(Entries taken from a collection)
┌──
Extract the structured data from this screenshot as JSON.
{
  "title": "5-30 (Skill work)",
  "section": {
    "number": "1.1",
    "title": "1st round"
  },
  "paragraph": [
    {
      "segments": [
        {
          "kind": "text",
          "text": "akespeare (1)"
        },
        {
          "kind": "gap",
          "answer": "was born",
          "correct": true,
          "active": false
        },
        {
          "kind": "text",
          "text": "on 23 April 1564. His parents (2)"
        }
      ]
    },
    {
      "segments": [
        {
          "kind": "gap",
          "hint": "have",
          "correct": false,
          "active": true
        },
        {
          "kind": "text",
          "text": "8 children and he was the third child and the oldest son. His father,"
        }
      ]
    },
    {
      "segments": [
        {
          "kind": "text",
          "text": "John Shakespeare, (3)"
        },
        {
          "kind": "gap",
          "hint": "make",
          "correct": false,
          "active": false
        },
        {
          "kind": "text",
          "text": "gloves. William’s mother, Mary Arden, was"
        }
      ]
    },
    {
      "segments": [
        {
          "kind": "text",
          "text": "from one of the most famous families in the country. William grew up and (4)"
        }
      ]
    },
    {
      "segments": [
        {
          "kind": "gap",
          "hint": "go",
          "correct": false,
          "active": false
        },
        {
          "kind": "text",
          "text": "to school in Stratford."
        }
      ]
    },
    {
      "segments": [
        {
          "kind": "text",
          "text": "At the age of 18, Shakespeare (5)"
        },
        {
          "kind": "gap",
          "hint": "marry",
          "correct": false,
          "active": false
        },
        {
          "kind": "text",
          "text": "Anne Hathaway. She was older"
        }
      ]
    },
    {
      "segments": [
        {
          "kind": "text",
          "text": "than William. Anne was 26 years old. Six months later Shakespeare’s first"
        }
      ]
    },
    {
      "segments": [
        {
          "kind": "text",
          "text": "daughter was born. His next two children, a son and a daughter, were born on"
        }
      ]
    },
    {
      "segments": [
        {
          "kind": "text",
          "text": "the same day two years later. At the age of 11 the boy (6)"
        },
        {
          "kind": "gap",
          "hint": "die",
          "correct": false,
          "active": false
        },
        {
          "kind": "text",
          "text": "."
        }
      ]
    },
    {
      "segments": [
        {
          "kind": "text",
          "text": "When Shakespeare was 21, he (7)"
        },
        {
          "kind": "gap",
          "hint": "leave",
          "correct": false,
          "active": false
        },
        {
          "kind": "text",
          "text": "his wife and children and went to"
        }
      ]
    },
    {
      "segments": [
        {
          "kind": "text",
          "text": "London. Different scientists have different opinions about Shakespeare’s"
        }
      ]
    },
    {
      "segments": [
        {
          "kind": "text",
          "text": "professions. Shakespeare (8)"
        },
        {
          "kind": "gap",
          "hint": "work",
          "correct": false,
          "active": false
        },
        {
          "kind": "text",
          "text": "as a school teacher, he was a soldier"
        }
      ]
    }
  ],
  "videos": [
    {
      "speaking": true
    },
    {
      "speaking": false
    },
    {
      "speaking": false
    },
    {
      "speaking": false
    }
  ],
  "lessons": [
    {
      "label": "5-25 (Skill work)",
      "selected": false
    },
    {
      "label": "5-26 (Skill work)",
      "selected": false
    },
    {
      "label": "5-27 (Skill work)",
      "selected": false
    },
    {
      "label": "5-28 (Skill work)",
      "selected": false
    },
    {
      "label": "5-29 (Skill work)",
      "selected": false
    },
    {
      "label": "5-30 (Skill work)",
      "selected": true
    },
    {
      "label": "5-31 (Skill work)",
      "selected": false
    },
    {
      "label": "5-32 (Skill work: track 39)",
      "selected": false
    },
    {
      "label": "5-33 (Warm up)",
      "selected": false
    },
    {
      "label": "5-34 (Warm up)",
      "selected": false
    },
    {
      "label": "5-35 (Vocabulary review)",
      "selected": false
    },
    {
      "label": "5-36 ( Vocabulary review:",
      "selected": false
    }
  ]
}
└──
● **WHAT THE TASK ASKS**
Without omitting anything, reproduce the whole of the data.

● **RESPONSE AREA**
Extract the structured data from this screenshot as JSON.
{
  "title": "5-30 (Skill work)",
  "section": {
    "number": "1.1",
    "title": "1st round"
  },
  "paragraph": [
    {
      "segments": [
        {
          "kind": "text",
          "text": "akespeare (1)"
        },
        {
          "kind": "gap",
          "answer": "was born",
          "correct": true,
          "active": false
        },
        {
          "kind": "text",
          "text": "on 23 April 1564. His parents (2)"
        }
      ]
    },
    {
      "segments": [
        {
          "kind": "gap",
          "hint": "have",
          "correct": false,
          "active": true
        },
        {
          "kind": "text",
          "text": "8 children and he was the third child and the oldest son. His father,"
        }
      ]
    },
    {
      "segments": [
        {
          "kind": "text",
          "text": "John Shakespeare, (3)"
        },
        {
          "kind": "gap",
          "hint": "make",
          "correct": false,
          "active": false
        },
        {
          "kind": "text",
          "text": "gloves. William’s mother, Mary Arden, was"
        }
      ]
    },
    {
      "segments": [
        {
          "kind": "text",
          "text": "from one of the most famous families in the country. William grew up and (4)"
        }
      ]
    },
    {
      "segments": [
        {
          "kind": "gap",
          "hint": "go",
          "correct": false,
          "active": false
        },
        {
          "kind": "text",
          "text": "to school in Stratford."
        }
      ]
    },
    {
      "segments": [
        {
          "kind": "text",
          "text": "At the age of 18, Shakespeare (5)"
        },
        {
          "kind": "gap",
          "hint": "marry",
          "correct": false,
          "active": false
        },
        {
          "kind": "text",
          "text": "Anne Hathaway. She was older"
        }
      ]
    },
    {
      "segments": [
        {
          "kind": "text",
          "text": "than William. Anne was 26 years old. Six months later Shakespeare’s first"
        }
      ]
    },
    {
      "segments": [
        {
          "kind": "text",
          "text": "daughter was born. His next two children, a son and a daughter, were born on"
        }
      ]
    },
    {
      "segments": [
        {
          "kind": "text",
          "text": "the same day two years later. At the age of 11 the boy (6)"
        },
        {
          "kind": "gap",
          "hint": "die",
          "correct": false,
          "active": false
        },
        {
          "kind": "text",
          "text": "."
        }
      ]
    },
    {
      "segments": [
        {
          "kind": "text",
          "text": "When Shakespeare was 21, he (7)"
        },
        {
          "kind": "gap",
          "hint": "leave",
          "correct": false,
          "active": false
        },
        {
          "kind": "text",
          "text": "his wife and children and went to"
        }
      ]
    },
    {
      "segments": [
        {
          "kind": "text",
          "text": "London. Different scientists have different opinions about Shakespeare’s"
        }
      ]
    },
    {
      "segments": [
        {
          "kind": "text",
          "text": "professions. Shakespeare (8)"
        },
        {
          "kind": "gap",
          "hint": "work",
          "correct": false,
          "active": false
        },
        {
          "kind": "text",
          "text": "as a school teacher, he was a soldier"
        }
      ]
    }
  ],
  "videos": [
    {
      "speaking": true
    },
    {
      "speaking": false
    },
    {
      "speaking": false
    },
    {
      "speaking": false
    }
  ],
  "lessons": [
    {
      "label": "5-25 (Skill work)",
      "selected": false
    },
    {
      "label": "5-26 (Skill work)",
      "selected": false
    },
    {
      "label": "5-27 (Skill work)",
      "selected": false
    },
    {
      "label": "5-28 (Skill work)",
      "selected": false
    },
    {
      "label": "5-29 (Skill work)",
      "selected": false
    },
    {
      "label": "5-30 (Skill work)",
      "selected": true
    },
    {
      "label": "5-31 (Skill work)",
      "selected": false
    },
    {
      "label": "5-32 (Skill work: track 39)",
      "selected": false
    },
    {
      "label": "5-33 (Warm up)",
      "selected": false
    },
    {
      "label": "5-34 (Warm up)",
      "selected": false
    },
    {
      "label": "5-35 (Vocabulary review)",
      "selected": false
    },
    {
      "label": "5-36 ( Vocabulary review:",
      "selected": false
    }
  ]
}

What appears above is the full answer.